**Saved data entries:**
____________
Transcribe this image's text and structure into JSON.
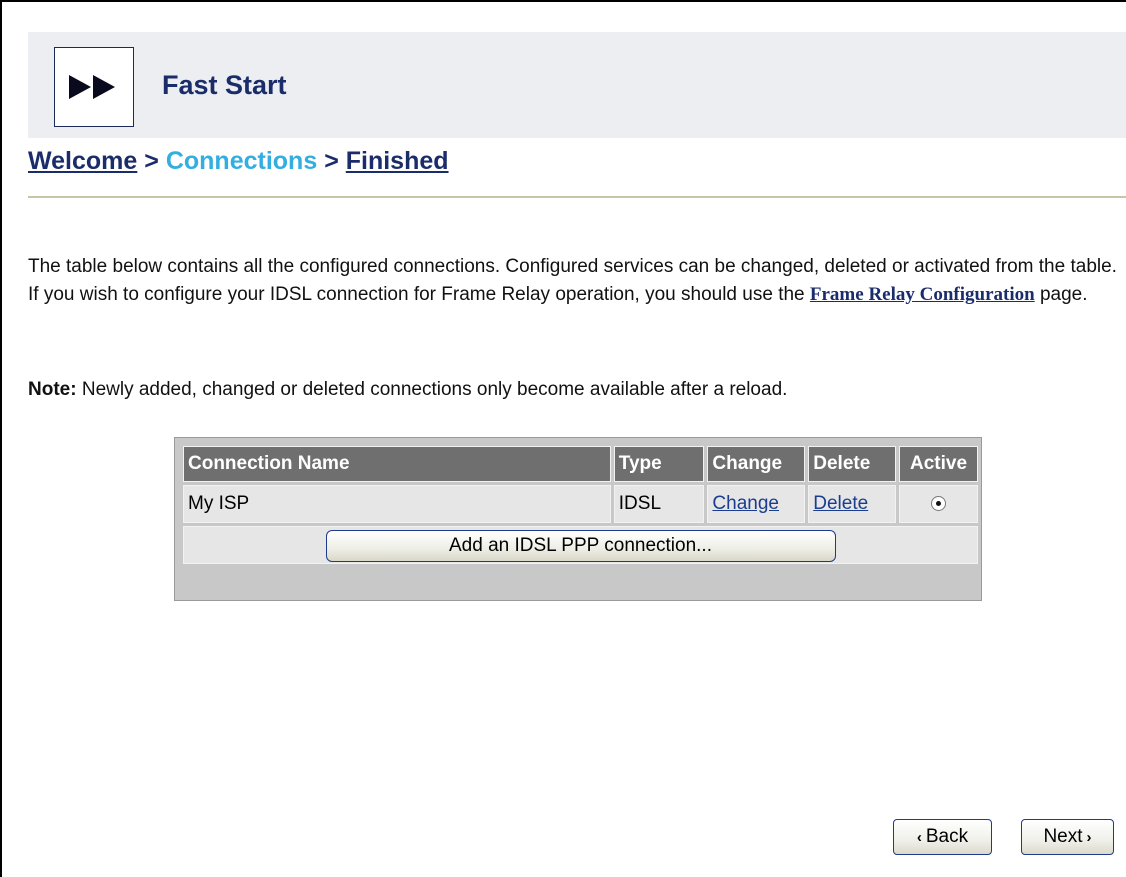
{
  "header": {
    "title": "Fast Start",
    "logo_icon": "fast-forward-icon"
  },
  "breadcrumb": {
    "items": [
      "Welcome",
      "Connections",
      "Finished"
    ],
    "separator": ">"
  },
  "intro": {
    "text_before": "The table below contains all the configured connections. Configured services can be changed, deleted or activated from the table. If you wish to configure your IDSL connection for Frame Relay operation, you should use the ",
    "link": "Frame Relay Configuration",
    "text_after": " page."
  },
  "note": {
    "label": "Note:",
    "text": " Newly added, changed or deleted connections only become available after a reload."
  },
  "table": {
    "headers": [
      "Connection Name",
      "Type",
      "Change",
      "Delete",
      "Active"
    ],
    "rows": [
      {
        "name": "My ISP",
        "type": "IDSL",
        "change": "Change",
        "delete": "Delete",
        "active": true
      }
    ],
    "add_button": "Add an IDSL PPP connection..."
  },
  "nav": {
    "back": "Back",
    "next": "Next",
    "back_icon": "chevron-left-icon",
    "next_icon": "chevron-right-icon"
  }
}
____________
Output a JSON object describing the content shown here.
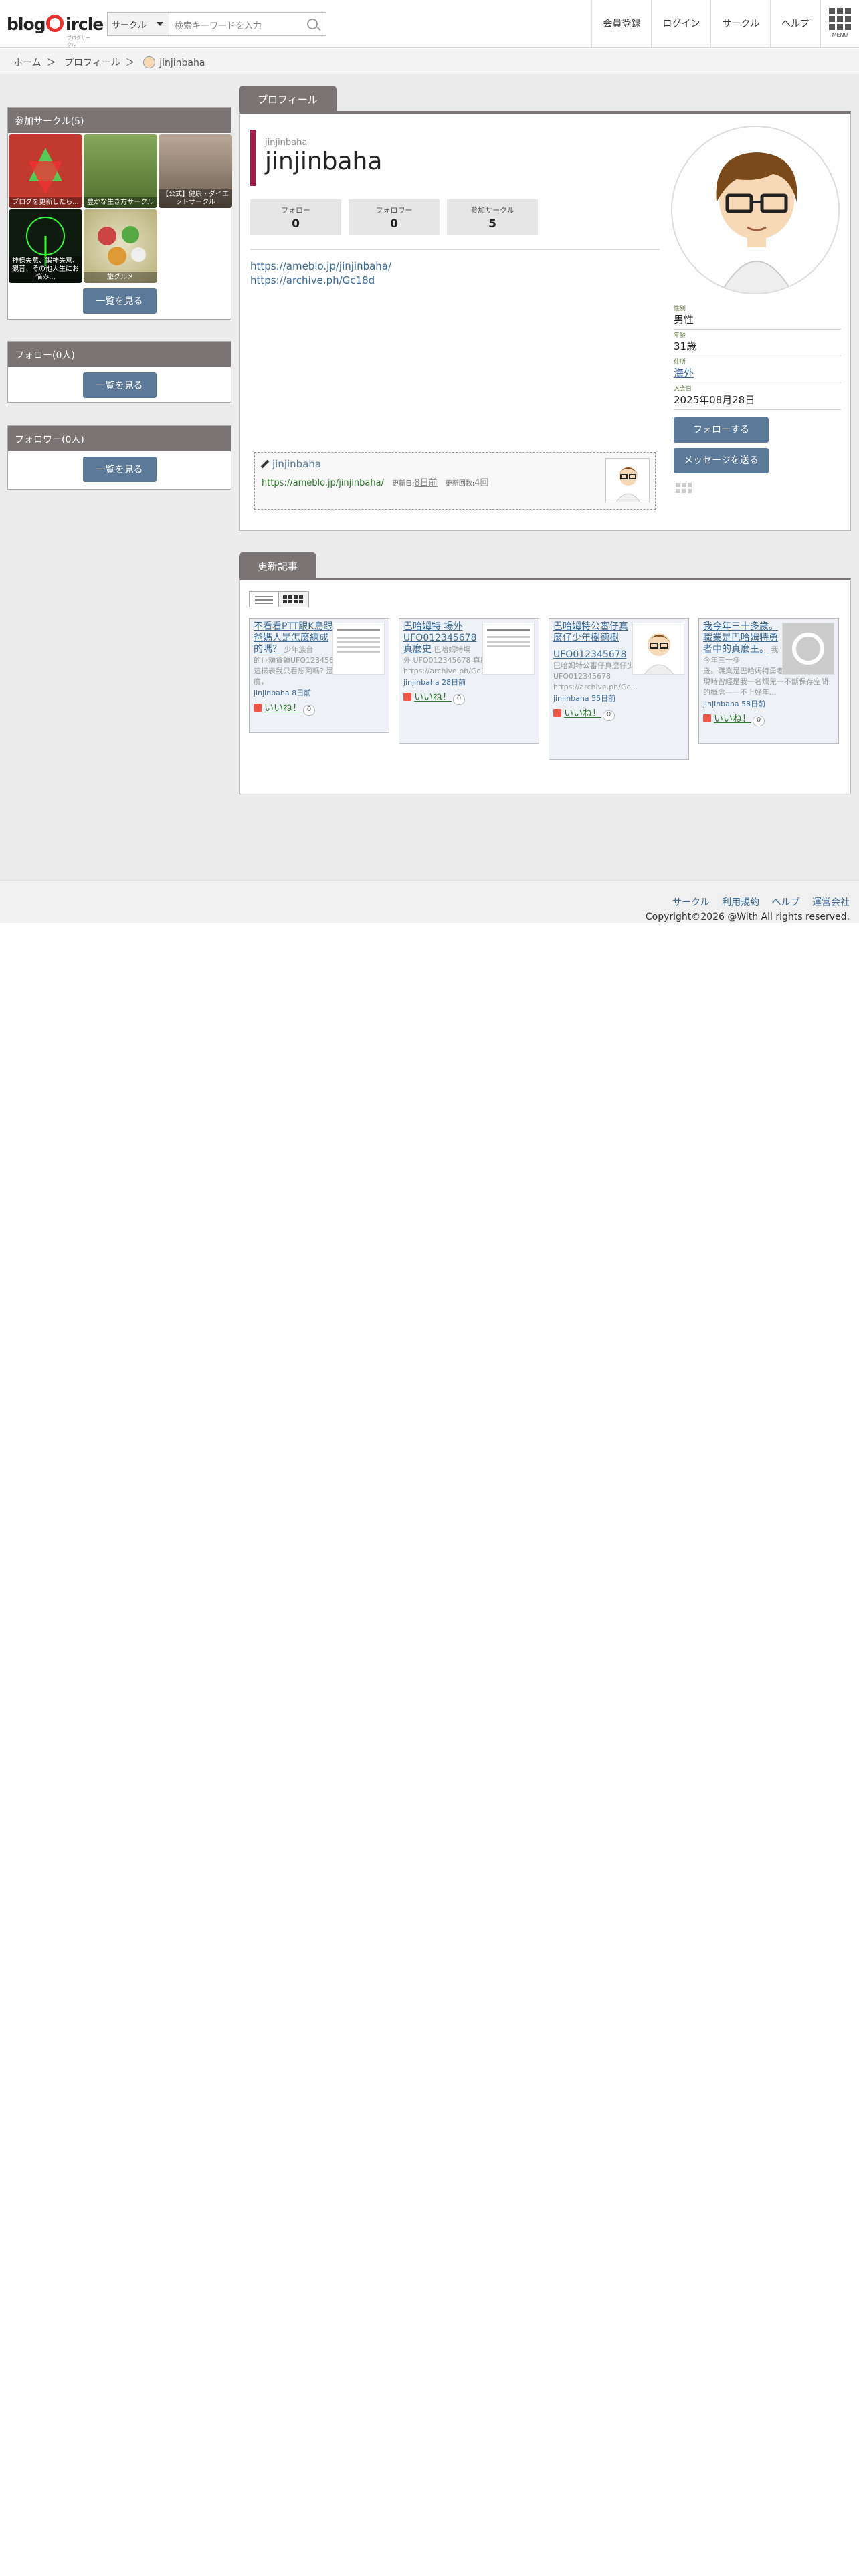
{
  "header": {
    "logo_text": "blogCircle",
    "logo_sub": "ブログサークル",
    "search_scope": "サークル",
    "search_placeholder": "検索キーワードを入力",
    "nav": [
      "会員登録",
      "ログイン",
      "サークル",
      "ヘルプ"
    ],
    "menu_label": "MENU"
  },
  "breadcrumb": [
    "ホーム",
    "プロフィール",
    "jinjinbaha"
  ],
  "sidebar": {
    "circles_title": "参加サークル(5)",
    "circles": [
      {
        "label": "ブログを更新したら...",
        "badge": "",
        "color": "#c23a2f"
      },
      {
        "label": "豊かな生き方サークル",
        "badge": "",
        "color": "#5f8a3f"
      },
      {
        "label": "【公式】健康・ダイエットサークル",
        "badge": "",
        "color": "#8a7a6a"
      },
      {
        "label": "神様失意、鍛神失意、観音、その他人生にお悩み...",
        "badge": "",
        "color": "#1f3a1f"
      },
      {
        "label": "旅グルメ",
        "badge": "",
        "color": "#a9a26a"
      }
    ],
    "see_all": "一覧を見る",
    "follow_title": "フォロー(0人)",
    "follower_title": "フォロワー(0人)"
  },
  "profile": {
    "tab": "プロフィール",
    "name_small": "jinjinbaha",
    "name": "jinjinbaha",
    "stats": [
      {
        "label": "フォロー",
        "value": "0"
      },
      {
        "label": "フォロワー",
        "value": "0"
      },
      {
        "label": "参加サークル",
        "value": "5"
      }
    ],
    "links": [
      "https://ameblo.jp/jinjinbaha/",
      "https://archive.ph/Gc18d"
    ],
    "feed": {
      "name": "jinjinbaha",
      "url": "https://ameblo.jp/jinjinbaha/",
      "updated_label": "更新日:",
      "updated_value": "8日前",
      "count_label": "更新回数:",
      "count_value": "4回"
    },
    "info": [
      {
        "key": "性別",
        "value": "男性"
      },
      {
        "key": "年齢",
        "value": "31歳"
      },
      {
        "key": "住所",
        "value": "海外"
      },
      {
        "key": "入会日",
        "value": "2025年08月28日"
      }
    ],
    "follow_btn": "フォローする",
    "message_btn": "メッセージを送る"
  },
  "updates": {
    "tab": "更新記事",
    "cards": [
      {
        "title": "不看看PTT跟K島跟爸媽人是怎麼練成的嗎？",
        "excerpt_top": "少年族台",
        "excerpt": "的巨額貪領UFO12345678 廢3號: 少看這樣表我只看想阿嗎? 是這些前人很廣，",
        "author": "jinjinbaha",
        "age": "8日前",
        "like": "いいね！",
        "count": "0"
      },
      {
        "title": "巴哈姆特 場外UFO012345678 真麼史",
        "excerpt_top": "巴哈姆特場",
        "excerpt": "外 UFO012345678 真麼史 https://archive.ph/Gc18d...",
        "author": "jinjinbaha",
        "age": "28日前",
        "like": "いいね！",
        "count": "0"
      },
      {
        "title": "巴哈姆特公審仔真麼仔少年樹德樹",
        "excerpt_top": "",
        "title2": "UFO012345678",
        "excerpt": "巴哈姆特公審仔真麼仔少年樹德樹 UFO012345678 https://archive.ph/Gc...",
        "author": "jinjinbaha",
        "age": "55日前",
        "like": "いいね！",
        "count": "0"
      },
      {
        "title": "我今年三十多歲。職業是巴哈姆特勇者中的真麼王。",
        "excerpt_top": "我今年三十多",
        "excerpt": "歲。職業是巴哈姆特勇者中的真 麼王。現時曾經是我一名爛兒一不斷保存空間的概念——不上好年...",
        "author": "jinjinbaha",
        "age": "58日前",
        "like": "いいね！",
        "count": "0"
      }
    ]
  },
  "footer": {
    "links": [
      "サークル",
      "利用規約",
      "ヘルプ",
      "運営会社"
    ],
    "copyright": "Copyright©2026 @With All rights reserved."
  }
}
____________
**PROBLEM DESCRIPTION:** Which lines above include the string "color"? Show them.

**OUTPUT OF THE EXERCISE:**
        "color": "#c23a2f"
        "color": "#5f8a3f"
        "color": "#8a7a6a"
        "color": "#1f3a1f"
        "color": "#a9a26a"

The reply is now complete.